Sugar Street is the third and final book of Naguib Mahfouz’s masterpiece trilogy and begins in the year 1935 and spans a period of ten years. It will come as no surprise that by the end of this book al-Sayyid Ahmad will meet his end in a slow decline, having suffered from the effects of his wayward, secret life throughout this last book. The family is at a loss for a time as though time should stop when this larger than life man passes and with his death, an era indeed ends. His wife Amina also passes a year after he dies but her death is sudden, and the family does not seem as stricken by her death as it was with al-Sayyid Ahmad’s. Yasin’s third marriage seems to have taken and his wife, initially deemed unsuitable in the last book, has become respectable and even highly regarded by most members of the family. Their daughter grows up to be a beauty and marries young. Aisha who lost her husband and sons to typhoid continues to live in her parents’ house and to mourn her loss every day. She ages prematurely and at 34 is slowly killing herself with coffee and cigarettes. Kamal never marries and follows his vocation as the school teacher he always wanted to be and writes philosophical and political essays on the side. His life as the youngest of al-Sayyis Ahmad’s children is intertwined with his nephews’, the sons of Khadija, Abd a’-Muni’m and Ahmad, who turn into revolutionaries; one a communist activist, and the other a Muslim fundamentalist. Although Kamal is a member of the Wafdist Party, he is not the reactionary that his nephews are. It’s an interesting political time in Egyptian history and we get a peek into the budding Muslim Brotherhood. The third generation of al-Sayyid Ahmad’s family is quite different and reflects the political struggles of Egypt as it tries to evolve into a nation of freedom.

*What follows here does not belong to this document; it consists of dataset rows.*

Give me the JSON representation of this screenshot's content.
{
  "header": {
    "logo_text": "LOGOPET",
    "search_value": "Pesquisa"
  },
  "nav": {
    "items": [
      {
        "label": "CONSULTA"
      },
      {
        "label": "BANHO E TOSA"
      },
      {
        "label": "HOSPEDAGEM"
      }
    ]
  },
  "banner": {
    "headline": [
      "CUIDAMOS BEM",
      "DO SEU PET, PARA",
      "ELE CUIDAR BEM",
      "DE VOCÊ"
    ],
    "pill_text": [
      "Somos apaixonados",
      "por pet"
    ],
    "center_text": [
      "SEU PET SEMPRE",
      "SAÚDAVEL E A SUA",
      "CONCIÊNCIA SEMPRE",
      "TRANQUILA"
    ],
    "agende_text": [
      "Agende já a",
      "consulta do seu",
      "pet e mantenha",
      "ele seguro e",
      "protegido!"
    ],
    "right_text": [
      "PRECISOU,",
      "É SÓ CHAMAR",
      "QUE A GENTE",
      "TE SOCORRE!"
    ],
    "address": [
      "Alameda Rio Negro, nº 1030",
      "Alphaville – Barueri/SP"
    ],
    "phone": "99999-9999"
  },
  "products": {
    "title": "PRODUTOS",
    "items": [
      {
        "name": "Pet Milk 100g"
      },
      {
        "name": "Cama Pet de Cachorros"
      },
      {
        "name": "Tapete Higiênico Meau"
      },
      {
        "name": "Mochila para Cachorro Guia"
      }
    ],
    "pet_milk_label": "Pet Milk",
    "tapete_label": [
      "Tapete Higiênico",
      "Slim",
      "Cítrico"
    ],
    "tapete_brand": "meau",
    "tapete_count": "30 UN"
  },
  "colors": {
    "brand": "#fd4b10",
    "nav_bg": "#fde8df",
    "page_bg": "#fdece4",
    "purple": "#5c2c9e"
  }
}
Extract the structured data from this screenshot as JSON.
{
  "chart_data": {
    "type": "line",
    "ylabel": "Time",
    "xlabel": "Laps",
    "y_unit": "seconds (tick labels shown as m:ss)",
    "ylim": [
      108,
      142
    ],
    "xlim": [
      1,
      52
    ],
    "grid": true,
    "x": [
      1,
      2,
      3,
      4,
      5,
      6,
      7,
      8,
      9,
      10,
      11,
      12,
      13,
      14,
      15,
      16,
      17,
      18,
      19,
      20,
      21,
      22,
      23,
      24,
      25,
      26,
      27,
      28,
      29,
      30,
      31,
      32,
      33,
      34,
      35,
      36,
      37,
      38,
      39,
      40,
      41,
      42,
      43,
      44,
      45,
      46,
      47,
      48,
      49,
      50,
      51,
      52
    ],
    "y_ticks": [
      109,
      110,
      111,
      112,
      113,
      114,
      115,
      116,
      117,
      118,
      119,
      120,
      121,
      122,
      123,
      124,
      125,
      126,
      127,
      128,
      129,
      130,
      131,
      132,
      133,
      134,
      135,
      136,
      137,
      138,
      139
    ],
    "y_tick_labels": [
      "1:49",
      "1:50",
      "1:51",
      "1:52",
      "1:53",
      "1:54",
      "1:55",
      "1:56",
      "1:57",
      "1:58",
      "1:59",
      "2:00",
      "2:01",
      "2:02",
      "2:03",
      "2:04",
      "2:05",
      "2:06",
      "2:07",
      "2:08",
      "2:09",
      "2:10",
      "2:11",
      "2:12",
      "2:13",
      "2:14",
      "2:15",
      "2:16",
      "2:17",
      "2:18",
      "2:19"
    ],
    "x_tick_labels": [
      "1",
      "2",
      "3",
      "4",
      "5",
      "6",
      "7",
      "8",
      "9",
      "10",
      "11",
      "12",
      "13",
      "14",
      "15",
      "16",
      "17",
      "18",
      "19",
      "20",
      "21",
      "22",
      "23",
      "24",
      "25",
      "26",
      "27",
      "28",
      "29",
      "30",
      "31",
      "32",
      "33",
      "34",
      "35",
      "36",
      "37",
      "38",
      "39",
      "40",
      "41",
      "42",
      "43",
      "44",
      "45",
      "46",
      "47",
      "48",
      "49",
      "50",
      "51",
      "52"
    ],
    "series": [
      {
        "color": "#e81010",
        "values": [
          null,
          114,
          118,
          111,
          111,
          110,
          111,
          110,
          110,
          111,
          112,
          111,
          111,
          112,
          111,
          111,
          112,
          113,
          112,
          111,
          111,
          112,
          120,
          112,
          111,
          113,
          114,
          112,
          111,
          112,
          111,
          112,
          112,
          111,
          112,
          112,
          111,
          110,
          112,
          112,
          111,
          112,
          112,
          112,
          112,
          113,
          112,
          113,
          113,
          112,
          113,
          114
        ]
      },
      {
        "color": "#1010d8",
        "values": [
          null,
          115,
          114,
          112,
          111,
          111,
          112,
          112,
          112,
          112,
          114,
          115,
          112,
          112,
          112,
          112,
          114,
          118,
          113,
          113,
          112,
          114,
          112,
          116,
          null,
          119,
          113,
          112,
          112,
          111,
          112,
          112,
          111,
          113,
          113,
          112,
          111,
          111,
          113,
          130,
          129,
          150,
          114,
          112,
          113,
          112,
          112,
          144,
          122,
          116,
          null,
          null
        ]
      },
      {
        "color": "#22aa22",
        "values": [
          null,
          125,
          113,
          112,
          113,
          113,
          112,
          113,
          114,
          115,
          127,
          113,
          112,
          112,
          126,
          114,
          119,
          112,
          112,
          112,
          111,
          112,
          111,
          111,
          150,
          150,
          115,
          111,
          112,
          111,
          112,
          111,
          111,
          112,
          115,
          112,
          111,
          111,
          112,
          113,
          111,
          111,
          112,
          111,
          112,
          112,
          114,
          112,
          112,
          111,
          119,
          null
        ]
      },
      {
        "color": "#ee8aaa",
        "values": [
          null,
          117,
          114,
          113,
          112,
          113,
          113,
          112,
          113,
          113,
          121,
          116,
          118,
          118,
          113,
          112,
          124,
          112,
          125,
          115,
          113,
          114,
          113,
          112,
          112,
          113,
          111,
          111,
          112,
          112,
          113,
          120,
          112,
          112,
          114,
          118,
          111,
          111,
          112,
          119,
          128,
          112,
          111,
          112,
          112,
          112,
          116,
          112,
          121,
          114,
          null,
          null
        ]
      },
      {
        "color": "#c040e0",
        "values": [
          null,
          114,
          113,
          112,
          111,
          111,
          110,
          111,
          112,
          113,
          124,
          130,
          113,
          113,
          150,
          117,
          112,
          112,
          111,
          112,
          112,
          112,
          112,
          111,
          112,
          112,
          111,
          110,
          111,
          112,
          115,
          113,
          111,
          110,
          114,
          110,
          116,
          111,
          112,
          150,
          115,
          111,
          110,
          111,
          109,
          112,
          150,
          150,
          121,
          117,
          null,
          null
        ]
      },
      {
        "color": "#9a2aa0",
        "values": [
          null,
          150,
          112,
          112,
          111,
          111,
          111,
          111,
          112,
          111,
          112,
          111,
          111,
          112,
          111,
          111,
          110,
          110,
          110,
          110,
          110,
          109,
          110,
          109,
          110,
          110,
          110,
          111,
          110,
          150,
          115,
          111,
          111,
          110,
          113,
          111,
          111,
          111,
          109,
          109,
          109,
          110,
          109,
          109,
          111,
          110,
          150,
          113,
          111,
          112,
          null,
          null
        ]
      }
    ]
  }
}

Mahfouz’s trilogy was serialized for Arab television and was popular not only for its story line but as a valuable historical document. I found all three books engaging and interesting.